This chapter explores how the UK news media represents – or constructs – the threat of cyberterrorism. Drawing on original empirical research, it argues that the news media relies upon a relatively coherent discursive framework in which a vulnerable, passive and weak ‘self’ is juxtaposed with a proactive, resourceful and determined cyber-terrorist other. The chapter then argues that this construction is reflective of the gendered character of this discourse more widely in which news media round cyberterrorism is overwhelmingly: written by male and gender-less authors; reliant upon male and gender-less experts; focused on the actions of male characters; and far more frequently illustrated by images of men, architecture and technology than it is by images of identifiably female characters.
|Title of host publication||Terrorists' Use of the Internet|

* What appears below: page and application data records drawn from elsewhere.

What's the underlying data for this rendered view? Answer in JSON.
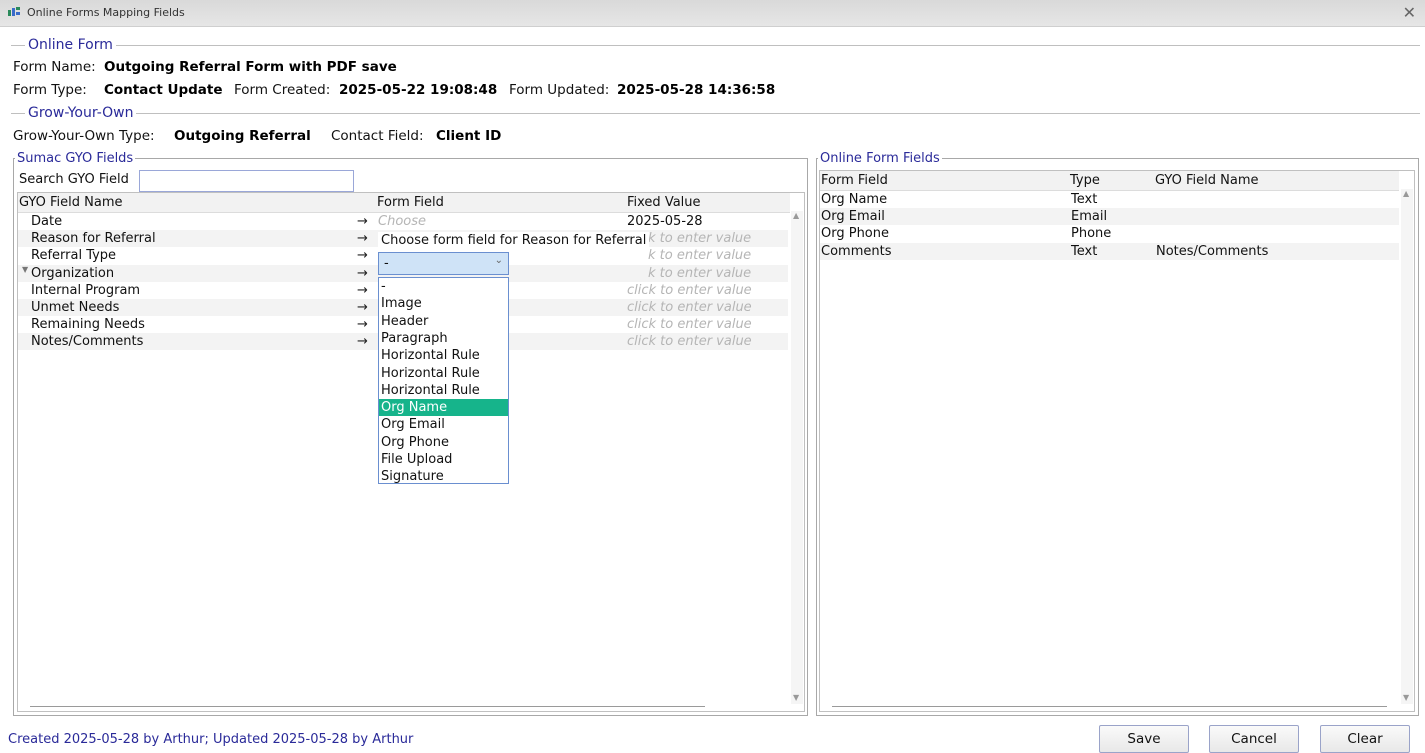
{
  "window": {
    "title": "Online Forms Mapping Fields",
    "close": "✕"
  },
  "online_form": {
    "section_title": "Online Form",
    "form_name_label": "Form Name:",
    "form_name": "Outgoing Referral Form with PDF save",
    "form_type_label": "Form Type:",
    "form_type": "Contact Update",
    "form_created_label": "Form Created:",
    "form_created": "2025-05-22 19:08:48",
    "form_updated_label": "Form Updated:",
    "form_updated": "2025-05-28 14:36:58"
  },
  "gyo": {
    "section_title": "Grow-Your-Own",
    "type_label": "Grow-Your-Own Type:",
    "type": "Outgoing Referral",
    "contact_field_label": "Contact Field:",
    "contact_field": "Client ID"
  },
  "left_panel": {
    "title": "Sumac GYO Fields",
    "search_label": "Search GYO Field",
    "search_value": "",
    "columns": [
      "GYO Field Name",
      "Form Field",
      "Fixed Value"
    ],
    "rows": [
      {
        "name": "Date",
        "arrow": "→",
        "form_field": "Choose",
        "fixed": "2025-05-28"
      },
      {
        "name": "Reason for Referral",
        "arrow": "→",
        "form_field": "",
        "fixed": "k to enter value"
      },
      {
        "name": "Referral Type",
        "arrow": "→",
        "form_field": "",
        "fixed": "k to enter value"
      },
      {
        "name": "Organization",
        "arrow": "→",
        "form_field": "",
        "fixed": "k to enter value"
      },
      {
        "name": "Internal Program",
        "arrow": "→",
        "form_field": "",
        "fixed": "click to enter value"
      },
      {
        "name": "Unmet Needs",
        "arrow": "→",
        "form_field": "",
        "fixed": "click to enter value"
      },
      {
        "name": "Remaining Needs",
        "arrow": "→",
        "form_field": "",
        "fixed": "click to enter value"
      },
      {
        "name": "Notes/Comments",
        "arrow": "→",
        "form_field": "",
        "fixed": "click to enter value"
      }
    ],
    "tooltip": "Choose form field for Reason for Referral",
    "combo_value": "-",
    "dropdown_options": [
      "-",
      "Image",
      "Header",
      "Paragraph",
      "Horizontal Rule",
      "Horizontal Rule",
      "Horizontal Rule",
      "Org Name",
      "Org Email",
      "Org Phone",
      "File Upload",
      "Signature"
    ],
    "dropdown_selected": "Org Name"
  },
  "right_panel": {
    "title": "Online Form Fields",
    "columns": [
      "Form Field",
      "Type",
      "GYO Field Name"
    ],
    "rows": [
      {
        "field": "Org Name",
        "type": "Text",
        "gyo": ""
      },
      {
        "field": "Org Email",
        "type": "Email",
        "gyo": ""
      },
      {
        "field": "Org Phone",
        "type": "Phone",
        "gyo": ""
      },
      {
        "field": "Comments",
        "type": "Text",
        "gyo": "Notes/Comments"
      }
    ]
  },
  "footer": {
    "status": "Created 2025-05-28 by Arthur; Updated 2025-05-28 by Arthur",
    "save": "Save",
    "cancel": "Cancel",
    "clear": "Clear"
  },
  "colors": {
    "accent": "#2a2a99",
    "selection": "#16b48b",
    "combo_bg": "#cfe3f7"
  }
}
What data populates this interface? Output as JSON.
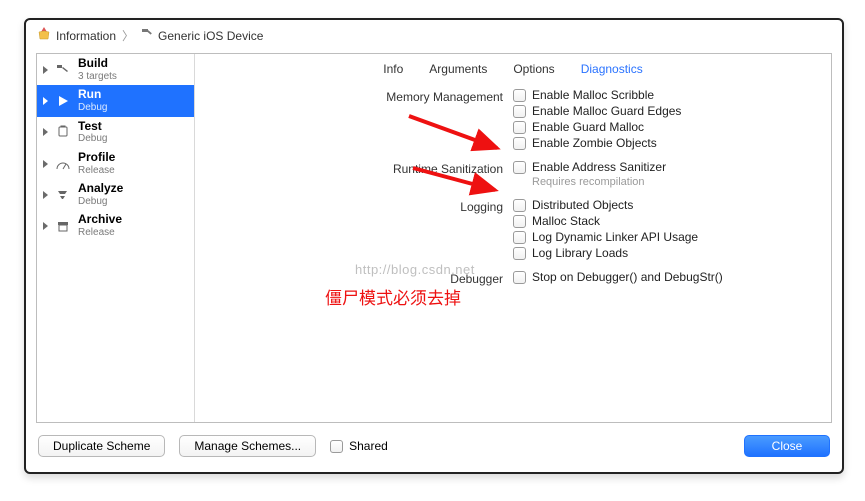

|Editors||Maura Conway, Lee Jarvis, Orla Lehane, Stuart Macdonald, Lella Nouri|
|Publication status||Published - 2017|
|Name||NATO Science for Peace and Security Series - E: Human and Societal Dynamics|